The challenge from a political and ethical perspective is how to make European asylum policy ethically responsible and efficient. One path is deeper integration including the unification of standards in the asylum process or the introduction of mandatory quotas for the redistribution of asylum applications within the EU. This requirement – a relatively recent part of the current political agenda – faces resistance from some Eastern European states. On 22 September 2015, in the absence of unanimous consensus, the European Commission had to force through by majority vote a proposal to alleviate the burden on Hungary, Greece and Italy by resettling 120,000 refugees in these countries to other parts of the EU. The proposal was bitterly opposed by Hungary, the Czech Republic, Slovakia and Romania, which voted against the redistribution plan, regarding quotas as an assault on national sovereignty. Furthermore, ethically responsible asylum policy should be accompanied by a transparent immigration policy, efforts to combat the people smugglers, and long term solutions to the causes of migration (including the search for international peace, and improved environmental and development policy).

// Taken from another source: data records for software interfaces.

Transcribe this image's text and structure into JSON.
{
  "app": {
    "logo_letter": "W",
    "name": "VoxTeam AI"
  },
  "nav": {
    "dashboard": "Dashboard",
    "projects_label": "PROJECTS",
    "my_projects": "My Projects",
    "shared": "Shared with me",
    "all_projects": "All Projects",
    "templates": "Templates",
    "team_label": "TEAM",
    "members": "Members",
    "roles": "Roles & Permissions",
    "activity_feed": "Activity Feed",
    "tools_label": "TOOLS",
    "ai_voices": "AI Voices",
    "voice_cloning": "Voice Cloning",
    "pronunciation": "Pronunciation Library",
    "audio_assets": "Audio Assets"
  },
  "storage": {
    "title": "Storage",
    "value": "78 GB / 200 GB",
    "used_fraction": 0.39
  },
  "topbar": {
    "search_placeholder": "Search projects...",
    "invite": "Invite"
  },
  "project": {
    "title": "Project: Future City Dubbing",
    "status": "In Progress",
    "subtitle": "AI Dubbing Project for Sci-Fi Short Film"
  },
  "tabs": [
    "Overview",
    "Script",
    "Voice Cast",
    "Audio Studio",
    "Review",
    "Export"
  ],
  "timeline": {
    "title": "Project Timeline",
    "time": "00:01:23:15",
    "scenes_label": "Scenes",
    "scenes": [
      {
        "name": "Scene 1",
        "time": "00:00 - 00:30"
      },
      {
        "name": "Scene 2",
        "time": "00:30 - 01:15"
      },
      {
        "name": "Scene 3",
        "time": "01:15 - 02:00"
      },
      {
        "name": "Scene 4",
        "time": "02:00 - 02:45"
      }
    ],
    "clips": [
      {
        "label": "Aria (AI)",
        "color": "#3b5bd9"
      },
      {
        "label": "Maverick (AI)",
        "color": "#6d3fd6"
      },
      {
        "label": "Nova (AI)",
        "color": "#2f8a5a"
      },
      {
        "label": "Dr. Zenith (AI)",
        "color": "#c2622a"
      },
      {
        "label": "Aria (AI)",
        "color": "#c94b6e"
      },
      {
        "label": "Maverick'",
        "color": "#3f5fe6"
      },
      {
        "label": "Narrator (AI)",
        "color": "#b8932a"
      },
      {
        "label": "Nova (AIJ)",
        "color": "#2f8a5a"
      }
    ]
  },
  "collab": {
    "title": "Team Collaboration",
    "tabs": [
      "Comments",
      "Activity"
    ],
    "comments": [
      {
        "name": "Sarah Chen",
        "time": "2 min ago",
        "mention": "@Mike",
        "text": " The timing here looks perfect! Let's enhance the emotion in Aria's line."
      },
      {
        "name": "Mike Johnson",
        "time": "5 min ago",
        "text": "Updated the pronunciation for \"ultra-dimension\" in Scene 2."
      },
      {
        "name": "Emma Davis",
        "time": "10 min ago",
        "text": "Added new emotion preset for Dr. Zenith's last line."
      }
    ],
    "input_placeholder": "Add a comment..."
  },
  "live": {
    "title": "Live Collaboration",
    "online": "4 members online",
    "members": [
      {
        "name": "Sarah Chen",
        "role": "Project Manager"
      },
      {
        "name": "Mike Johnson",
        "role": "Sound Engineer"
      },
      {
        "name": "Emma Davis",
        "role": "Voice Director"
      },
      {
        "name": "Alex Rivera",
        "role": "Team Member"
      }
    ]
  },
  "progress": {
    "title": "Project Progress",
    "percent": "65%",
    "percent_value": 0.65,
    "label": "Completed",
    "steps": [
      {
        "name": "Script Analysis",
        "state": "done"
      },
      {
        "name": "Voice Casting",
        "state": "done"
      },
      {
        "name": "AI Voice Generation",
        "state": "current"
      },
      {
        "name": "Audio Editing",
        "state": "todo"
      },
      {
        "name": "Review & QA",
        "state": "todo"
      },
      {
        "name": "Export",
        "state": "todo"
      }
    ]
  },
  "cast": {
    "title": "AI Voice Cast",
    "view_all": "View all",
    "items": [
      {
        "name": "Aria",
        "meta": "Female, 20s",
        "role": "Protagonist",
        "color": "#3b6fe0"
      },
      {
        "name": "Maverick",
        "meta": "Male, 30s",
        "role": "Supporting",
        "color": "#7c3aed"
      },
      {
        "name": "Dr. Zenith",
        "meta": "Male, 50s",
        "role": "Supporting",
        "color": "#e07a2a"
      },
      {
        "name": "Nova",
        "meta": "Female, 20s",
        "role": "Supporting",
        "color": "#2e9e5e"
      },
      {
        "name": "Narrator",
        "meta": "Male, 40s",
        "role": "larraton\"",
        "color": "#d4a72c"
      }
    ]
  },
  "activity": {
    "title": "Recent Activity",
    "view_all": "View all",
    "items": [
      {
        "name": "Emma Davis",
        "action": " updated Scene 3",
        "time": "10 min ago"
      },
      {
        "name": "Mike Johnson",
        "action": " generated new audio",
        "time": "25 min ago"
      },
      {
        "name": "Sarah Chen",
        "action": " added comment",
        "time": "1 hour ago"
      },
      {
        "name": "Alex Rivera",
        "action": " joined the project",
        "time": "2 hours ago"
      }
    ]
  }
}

The challenges are not only political, but social too, involving society’s willingness to help refugees, which in some regions of Germany surpassed expectations in recent weeks. The Church cannot remain on the sidelines of this social movement. It must be on the side of the people without rights, as Pope Francis emphatically underlines. This can happen, for example, through social assistance in providing information, free legal advice, accommodation, integration into the host society, or by material assistance. Another challenge – confronting society in the Czech Republic, for example – is the cultivation and sensitization of civilized public and media debate, which currently tends to emphasize unilaterally the problems and risks concerning refugees. Guarantee of fundamental human rights as well as respect for the human person regardless of their nationality or religious affiliation have to be put into the center of the debate.

“Do not forget hospitality”: this call from the Epistle to the Hebrews (13:2) is an urgent one, in light of the current political situation. It implies that we should help refugees in their concrete situation and seek a European asylum policy that is consistent, transparent, internally coherent and based on global solidarity and human rights. “The refugee crisis” may help Europeans recognize their important role in the efforts for global justice and accountability for development in the world beyond their own continent.